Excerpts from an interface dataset
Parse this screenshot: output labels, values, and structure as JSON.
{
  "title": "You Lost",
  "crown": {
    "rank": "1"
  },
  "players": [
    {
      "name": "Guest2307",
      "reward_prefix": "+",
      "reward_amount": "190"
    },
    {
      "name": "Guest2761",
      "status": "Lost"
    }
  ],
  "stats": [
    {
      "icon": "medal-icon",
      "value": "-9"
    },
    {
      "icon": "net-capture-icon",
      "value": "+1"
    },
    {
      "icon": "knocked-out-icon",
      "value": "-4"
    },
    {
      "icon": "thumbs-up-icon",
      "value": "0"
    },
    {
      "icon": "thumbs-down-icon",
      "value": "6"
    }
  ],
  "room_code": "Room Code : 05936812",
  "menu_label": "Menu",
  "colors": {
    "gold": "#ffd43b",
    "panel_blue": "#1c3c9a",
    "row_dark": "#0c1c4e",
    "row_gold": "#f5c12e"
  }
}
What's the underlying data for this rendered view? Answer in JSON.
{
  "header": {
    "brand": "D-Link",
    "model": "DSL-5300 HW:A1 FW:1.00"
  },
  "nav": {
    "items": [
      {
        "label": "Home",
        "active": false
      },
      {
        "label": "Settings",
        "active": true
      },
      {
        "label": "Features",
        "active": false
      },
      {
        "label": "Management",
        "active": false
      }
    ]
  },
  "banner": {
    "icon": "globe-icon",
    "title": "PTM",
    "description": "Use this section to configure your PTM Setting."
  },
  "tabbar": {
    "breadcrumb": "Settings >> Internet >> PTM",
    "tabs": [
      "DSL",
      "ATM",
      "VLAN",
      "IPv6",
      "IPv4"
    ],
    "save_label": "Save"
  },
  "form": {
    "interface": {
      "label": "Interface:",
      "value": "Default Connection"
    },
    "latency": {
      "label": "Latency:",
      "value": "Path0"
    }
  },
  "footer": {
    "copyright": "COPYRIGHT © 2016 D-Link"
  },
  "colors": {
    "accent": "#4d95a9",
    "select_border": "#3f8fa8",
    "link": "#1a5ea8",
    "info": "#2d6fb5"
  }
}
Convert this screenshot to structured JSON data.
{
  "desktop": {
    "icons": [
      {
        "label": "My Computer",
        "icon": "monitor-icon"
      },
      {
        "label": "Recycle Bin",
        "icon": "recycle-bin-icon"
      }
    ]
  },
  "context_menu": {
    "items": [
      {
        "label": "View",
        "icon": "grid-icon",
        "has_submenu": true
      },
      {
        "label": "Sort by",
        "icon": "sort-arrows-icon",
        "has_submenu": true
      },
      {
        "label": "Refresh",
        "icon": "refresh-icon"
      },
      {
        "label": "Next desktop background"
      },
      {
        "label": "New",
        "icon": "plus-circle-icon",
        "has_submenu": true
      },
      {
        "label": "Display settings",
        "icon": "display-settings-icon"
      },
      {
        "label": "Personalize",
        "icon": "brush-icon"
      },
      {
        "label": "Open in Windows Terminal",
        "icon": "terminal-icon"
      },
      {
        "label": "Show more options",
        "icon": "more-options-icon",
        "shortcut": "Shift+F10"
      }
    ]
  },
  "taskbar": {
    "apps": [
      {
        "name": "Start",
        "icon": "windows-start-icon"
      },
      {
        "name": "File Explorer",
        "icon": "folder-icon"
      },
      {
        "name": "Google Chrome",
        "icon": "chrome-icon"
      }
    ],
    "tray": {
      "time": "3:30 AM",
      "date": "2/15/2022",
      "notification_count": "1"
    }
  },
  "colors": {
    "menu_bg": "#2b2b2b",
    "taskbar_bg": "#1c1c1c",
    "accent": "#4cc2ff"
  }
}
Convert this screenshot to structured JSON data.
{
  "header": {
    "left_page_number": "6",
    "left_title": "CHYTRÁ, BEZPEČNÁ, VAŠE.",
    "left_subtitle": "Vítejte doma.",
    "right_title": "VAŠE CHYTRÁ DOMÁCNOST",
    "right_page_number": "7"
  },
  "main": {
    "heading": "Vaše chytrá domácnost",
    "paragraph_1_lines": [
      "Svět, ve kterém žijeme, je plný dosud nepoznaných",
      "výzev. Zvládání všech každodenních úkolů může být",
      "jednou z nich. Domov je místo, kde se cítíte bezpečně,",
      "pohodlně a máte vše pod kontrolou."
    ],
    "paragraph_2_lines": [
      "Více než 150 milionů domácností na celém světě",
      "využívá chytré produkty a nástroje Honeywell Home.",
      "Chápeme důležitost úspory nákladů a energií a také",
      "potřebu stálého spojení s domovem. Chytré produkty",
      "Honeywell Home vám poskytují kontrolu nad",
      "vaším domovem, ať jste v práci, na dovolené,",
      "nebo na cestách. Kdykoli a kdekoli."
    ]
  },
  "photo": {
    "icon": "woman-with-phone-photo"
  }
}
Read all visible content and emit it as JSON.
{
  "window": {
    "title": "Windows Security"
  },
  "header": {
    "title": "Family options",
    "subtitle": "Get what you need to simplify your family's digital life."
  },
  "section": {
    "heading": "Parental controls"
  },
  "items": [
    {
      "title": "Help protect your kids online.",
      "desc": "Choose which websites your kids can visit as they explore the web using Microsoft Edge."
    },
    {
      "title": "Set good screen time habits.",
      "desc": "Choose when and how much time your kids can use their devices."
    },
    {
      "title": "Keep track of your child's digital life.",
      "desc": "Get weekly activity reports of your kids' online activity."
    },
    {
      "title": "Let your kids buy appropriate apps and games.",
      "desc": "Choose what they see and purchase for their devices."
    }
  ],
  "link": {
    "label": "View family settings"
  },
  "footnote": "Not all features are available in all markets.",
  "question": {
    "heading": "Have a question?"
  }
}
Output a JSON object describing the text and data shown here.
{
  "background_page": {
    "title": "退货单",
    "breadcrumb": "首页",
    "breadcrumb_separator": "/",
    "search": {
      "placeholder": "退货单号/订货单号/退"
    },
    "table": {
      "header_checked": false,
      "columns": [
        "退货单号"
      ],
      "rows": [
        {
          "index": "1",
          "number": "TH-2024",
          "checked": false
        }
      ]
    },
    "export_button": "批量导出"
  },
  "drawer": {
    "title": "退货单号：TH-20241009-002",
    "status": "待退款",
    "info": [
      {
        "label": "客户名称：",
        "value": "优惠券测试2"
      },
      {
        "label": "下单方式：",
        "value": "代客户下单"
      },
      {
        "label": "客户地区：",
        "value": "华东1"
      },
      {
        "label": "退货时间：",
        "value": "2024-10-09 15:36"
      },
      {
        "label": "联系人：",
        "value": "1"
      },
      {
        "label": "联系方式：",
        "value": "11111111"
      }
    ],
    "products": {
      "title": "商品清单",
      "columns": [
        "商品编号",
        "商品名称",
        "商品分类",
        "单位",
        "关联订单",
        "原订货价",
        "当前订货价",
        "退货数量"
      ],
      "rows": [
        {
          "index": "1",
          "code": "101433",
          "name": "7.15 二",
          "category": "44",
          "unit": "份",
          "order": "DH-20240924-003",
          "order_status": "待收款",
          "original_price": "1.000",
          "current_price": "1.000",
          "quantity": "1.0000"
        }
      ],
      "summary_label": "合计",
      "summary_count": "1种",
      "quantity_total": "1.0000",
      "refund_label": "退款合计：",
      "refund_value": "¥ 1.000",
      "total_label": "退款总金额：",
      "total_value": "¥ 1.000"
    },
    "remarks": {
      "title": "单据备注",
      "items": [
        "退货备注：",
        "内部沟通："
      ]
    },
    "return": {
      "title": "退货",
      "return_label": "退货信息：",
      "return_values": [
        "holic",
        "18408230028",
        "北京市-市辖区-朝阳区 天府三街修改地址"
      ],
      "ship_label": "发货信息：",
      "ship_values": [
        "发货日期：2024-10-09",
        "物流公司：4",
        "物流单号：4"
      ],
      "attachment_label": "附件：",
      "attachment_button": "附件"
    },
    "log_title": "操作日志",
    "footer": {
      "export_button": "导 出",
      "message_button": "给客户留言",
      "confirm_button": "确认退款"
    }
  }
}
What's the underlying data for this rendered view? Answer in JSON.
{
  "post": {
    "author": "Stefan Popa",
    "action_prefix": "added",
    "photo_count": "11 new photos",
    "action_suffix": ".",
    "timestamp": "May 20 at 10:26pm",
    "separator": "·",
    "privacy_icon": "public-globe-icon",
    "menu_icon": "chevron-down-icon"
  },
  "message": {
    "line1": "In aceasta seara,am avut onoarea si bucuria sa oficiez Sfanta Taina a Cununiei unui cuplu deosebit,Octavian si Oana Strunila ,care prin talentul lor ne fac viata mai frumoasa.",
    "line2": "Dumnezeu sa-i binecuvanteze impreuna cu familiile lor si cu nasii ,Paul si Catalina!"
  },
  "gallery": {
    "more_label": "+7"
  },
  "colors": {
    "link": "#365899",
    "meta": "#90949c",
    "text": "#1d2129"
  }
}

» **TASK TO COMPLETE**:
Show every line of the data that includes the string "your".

» **REPLY**:
    "description": "Use this section to configure your PTM Setting."
    "subtitle": "Get what you need to simplify your family's digital life."
      "title": "Help protect your kids online.",
      "desc": "Choose which websites your kids can visit as they explore the web using Microsoft Edge."
      "desc": "Choose when and how much time your kids can use their devices."
      "title": "Keep track of your child's digital life.",
      "desc": "Get weekly activity reports of your kids' online activity."
      "title": "Let your kids buy appropriate apps and games.",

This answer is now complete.